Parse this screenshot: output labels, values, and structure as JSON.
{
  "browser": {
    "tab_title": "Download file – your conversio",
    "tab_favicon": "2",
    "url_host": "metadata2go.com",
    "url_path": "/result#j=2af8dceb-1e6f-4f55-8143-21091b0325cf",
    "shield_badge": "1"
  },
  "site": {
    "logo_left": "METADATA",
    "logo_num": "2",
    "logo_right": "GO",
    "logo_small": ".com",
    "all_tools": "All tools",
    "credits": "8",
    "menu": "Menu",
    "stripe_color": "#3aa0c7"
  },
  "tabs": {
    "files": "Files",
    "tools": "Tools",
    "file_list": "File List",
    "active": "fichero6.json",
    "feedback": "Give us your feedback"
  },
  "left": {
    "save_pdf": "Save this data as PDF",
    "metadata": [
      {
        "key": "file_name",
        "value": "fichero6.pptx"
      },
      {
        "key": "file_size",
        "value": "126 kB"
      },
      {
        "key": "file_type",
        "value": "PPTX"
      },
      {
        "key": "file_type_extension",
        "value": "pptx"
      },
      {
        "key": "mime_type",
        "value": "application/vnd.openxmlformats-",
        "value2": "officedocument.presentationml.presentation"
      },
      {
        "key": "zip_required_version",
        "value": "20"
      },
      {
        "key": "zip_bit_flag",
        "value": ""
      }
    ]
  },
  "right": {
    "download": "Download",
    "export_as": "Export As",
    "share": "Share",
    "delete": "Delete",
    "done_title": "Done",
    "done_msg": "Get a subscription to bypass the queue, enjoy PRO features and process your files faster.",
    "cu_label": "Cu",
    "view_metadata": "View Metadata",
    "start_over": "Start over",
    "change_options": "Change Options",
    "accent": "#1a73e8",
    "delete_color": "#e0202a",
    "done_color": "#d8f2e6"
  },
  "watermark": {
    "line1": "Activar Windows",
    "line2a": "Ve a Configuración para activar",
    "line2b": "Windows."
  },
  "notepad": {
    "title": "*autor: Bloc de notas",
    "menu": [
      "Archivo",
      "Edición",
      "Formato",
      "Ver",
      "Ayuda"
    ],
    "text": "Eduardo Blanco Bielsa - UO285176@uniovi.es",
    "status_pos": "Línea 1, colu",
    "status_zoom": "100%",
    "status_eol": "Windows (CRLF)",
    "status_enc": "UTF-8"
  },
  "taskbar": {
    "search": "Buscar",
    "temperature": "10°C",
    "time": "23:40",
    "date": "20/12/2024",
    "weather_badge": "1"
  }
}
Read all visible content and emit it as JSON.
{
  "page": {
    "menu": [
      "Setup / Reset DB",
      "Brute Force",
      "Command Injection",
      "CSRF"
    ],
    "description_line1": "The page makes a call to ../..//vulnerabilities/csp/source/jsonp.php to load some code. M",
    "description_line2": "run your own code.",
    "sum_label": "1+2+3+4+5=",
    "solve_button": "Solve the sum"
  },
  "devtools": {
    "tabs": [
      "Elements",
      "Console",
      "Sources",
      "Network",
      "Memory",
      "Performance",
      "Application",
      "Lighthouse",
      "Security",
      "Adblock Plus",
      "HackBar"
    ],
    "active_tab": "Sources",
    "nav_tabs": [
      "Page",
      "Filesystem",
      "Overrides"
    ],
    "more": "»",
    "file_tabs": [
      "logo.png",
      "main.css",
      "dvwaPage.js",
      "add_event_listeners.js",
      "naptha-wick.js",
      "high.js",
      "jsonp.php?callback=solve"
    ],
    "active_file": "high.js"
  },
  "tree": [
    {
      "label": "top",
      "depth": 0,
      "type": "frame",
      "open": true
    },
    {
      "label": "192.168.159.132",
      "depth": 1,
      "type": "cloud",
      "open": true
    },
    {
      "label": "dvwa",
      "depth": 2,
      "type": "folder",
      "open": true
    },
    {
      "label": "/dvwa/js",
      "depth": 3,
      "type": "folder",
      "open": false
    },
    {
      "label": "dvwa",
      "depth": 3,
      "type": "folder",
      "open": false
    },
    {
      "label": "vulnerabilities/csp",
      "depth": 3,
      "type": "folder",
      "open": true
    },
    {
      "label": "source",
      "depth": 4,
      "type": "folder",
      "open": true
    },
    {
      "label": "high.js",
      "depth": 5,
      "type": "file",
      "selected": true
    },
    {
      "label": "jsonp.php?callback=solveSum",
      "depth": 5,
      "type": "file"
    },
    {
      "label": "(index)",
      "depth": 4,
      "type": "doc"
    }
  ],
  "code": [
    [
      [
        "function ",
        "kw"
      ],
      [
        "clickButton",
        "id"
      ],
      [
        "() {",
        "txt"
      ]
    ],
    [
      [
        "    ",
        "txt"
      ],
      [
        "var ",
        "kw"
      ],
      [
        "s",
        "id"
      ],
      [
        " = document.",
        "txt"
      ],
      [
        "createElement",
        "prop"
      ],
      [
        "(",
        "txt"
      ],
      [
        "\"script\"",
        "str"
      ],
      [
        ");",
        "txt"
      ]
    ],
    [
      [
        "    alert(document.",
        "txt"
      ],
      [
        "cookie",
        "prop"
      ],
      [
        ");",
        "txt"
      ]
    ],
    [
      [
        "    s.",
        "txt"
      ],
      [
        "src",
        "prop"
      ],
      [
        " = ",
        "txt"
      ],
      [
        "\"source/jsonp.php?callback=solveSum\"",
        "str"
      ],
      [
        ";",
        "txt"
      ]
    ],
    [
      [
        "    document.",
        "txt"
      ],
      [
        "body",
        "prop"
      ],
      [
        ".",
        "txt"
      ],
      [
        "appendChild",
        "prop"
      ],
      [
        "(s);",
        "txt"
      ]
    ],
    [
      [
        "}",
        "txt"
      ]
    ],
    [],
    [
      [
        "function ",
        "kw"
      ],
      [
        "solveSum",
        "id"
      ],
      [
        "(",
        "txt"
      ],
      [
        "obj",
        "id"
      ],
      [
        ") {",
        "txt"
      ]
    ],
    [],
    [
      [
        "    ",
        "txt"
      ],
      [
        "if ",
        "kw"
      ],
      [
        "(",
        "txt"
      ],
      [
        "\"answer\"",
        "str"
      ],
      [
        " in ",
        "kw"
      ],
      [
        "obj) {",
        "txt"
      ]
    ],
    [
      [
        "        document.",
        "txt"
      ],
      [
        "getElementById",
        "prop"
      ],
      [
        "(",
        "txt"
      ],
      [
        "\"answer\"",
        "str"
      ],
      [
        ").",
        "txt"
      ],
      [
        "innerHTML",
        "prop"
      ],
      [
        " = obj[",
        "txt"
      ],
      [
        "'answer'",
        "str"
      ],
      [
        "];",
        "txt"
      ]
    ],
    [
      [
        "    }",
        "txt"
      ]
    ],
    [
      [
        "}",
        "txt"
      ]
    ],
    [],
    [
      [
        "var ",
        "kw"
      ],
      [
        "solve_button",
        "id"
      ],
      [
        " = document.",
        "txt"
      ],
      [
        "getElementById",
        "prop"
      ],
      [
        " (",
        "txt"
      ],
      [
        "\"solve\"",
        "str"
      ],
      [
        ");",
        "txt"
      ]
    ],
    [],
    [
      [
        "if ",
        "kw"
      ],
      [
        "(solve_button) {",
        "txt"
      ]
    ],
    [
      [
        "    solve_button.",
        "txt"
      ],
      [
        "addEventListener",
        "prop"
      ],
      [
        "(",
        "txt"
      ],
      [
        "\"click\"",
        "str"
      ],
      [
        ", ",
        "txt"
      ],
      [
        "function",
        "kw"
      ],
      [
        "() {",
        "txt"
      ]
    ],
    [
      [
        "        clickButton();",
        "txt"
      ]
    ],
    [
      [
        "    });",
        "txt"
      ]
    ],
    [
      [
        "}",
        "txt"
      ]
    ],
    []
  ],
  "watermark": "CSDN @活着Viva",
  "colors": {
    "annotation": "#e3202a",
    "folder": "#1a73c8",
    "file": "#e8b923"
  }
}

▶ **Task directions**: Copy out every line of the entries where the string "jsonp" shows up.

▶ **Answer to the exercise**:
    "description_line1": "The page makes a call to ../..//vulnerabilities/csp/source/jsonp.php to load some code. M",
      "jsonp.php?callback=solve"
      "label": "jsonp.php?callback=solveSum",
        "\"source/jsonp.php?callback=solveSum\"",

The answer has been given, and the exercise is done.